Geissler continues, “Working closely with Netventure, we concluded that an inertial tracking technology with high spec gyro sensors in combination with our existing tracking technology was the answer and we called it GyroTracker. The GyroTracker sensors are mounted on the box lenses of the camera to provide accurate motion data of the tiniest movement - even when the camera is swaying many metres in the air. In fact, so sensitive is the system that even the tap of one finger on the lens is enough to record a movement.”
The fact that cameras are mounted so high is actually a benefit to the system since the bird's eye view provides a good method of lining up objects that are used as reference point for the positional graphics.
Geissler says that they found a method of managing the ‘drift’ from which all gyro systems will experience. “We reduced the drift to as little as 1/50 the speed of the earth rotation. But what’s more, we developed a method that compensated for the earth rotation by calculating, 2000 times per second, the effect of the earth rotation based on the camera’s position on the globe and the direction the camera is pointing. The system tracks precisely up to half an hour before needing to be re-homed. The procedure was so easy that at the end of each race, the camera operators chose to reset using this re-homing procedure by focusing on an agreed point and pressing a button. The system immediately knows where it is located and can allow the graphics to be positioned accurately.”
This Mo-Sys GyroTracker technology premiered during early 2014 in Austria as a proof of concept and was further tested in Spain later that year. The first real outing was in February 2015 in Abu Dhabi, the initial stop of the new Red Bull Air Race season. After further tests, revision of software as well as electronics, GyroTracker achieved a tracking result that met everyone’s expectations and became after the race in Rovinj a firm part of the Air Race production technology.
Up until recently, this level of precision has been almost impossible to achieve in challenging situations such as air races.
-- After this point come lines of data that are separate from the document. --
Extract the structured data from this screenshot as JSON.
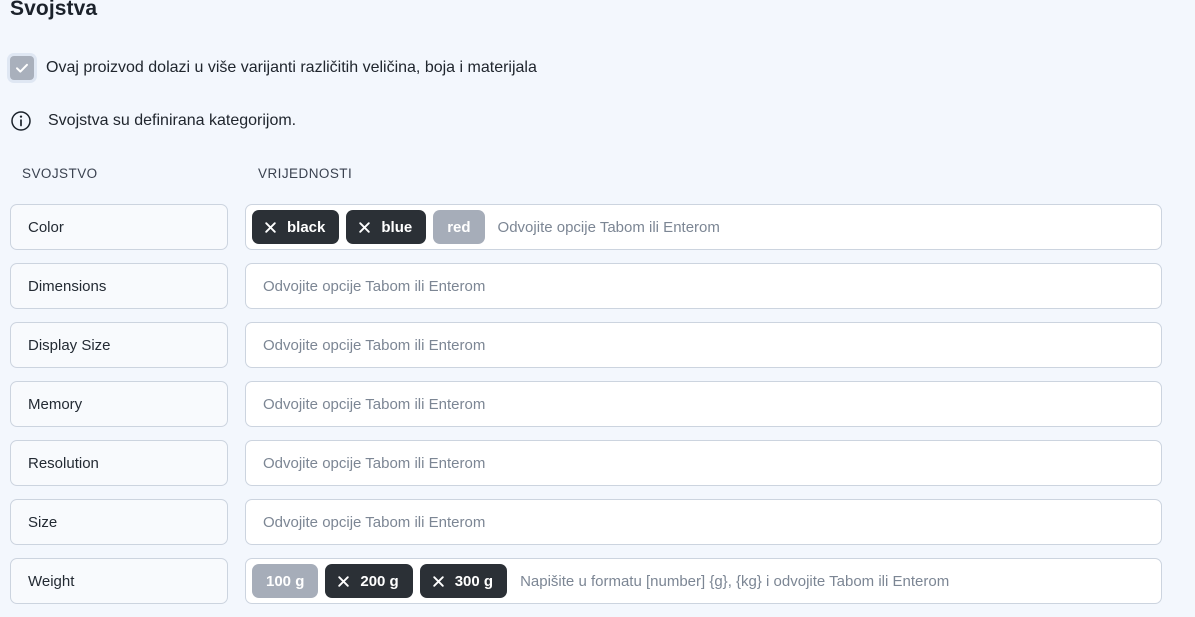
{
  "section": {
    "title": "Svojstva"
  },
  "variant_checkbox": {
    "label": "Ovaj proizvod dolazi u više varijanti različitih veličina, boja i materijala",
    "checked": true,
    "disabled": true
  },
  "note": {
    "icon": "info-icon",
    "text": "Svojstva su definirana kategorijom."
  },
  "table": {
    "headers": {
      "property": "SVOJSTVO",
      "values": "VRIJEDNOSTI"
    },
    "placeholders": {
      "default": "Odvojite opcije Tabom ili Enterom",
      "weight": "Napišite u formatu [number] {g}, {kg} i odvojite Tabom ili Enterom"
    },
    "rows": [
      {
        "name": "Color",
        "placeholder": "Odvojite opcije Tabom ili Enterom",
        "chips": [
          {
            "label": "black",
            "removable": true,
            "style": "dark"
          },
          {
            "label": "blue",
            "removable": true,
            "style": "dark"
          },
          {
            "label": "red",
            "removable": false,
            "style": "muted"
          }
        ]
      },
      {
        "name": "Dimensions",
        "placeholder": "Odvojite opcije Tabom ili Enterom",
        "chips": []
      },
      {
        "name": "Display Size",
        "placeholder": "Odvojite opcije Tabom ili Enterom",
        "chips": []
      },
      {
        "name": "Memory",
        "placeholder": "Odvojite opcije Tabom ili Enterom",
        "chips": []
      },
      {
        "name": "Resolution",
        "placeholder": "Odvojite opcije Tabom ili Enterom",
        "chips": []
      },
      {
        "name": "Size",
        "placeholder": "Odvojite opcije Tabom ili Enterom",
        "chips": []
      },
      {
        "name": "Weight",
        "placeholder": "Napišite u formatu [number] {g}, {kg} i odvojite Tabom ili Enterom",
        "chips": [
          {
            "label": "100 g",
            "removable": false,
            "style": "muted"
          },
          {
            "label": "200 g",
            "removable": true,
            "style": "dark"
          },
          {
            "label": "300 g",
            "removable": true,
            "style": "dark"
          }
        ]
      }
    ]
  },
  "colors": {
    "page_background": "#f3f7fd",
    "chip_dark": "#2b3036",
    "chip_muted": "#a6adb9",
    "field_border": "#ccd4df",
    "label_background": "#f8fafd",
    "text_primary": "#20262e",
    "text_placeholder": "#7c8694"
  }
}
Previously used optical tracking systems fall short
Geissler says he is very thankful to both Netventure and Red Bull for allowing the development of the system throughout the season and so provide the impetus for the tracking technology to mature. “We all worked very closely together.
Netventure, expanded its existing knowhow and also constantly improved the workflow and set-up procedure to deliver live augmented broadcast graphics fast and reliably. Netventure developed its own app which worked in conjunction with Bling Maps to align the location of the races, gates, cameras and virtual objects resulting in speeding up the process of the setup. It all added to the viewer experience to make the races even more exciting.”
He adds, “What made this project possible in a short time was the iterative, repeated testing and maturing cycles. Every four to six weeks there was a race where we were testing, revising and improving the technology in real life situation, not just in our lab. After a race there was a revision and we had to the next race to improve.”
Alongside the GyroTracker, the production facility for the outside broadcast acquired a Mo-Sys L40 remote head for the virtual informational graphics. With the L40, ultra precise tracking information, including lens data, plus a responsive and intuitive operation is possible through single mode fibre. The tracking data from L40 and GyroTracker is collected by a specially designed triple gateway with fibre conversion, and fed into a Vizrt graphics engines via RS422.
Geissler anticipates that such tracking technology will become more widely used on other sporting events, including F1 – especially where long lenses and from shaking camera platforms need to provide tracking for precise positioning for augmented graphics to make dramatic broadcasting.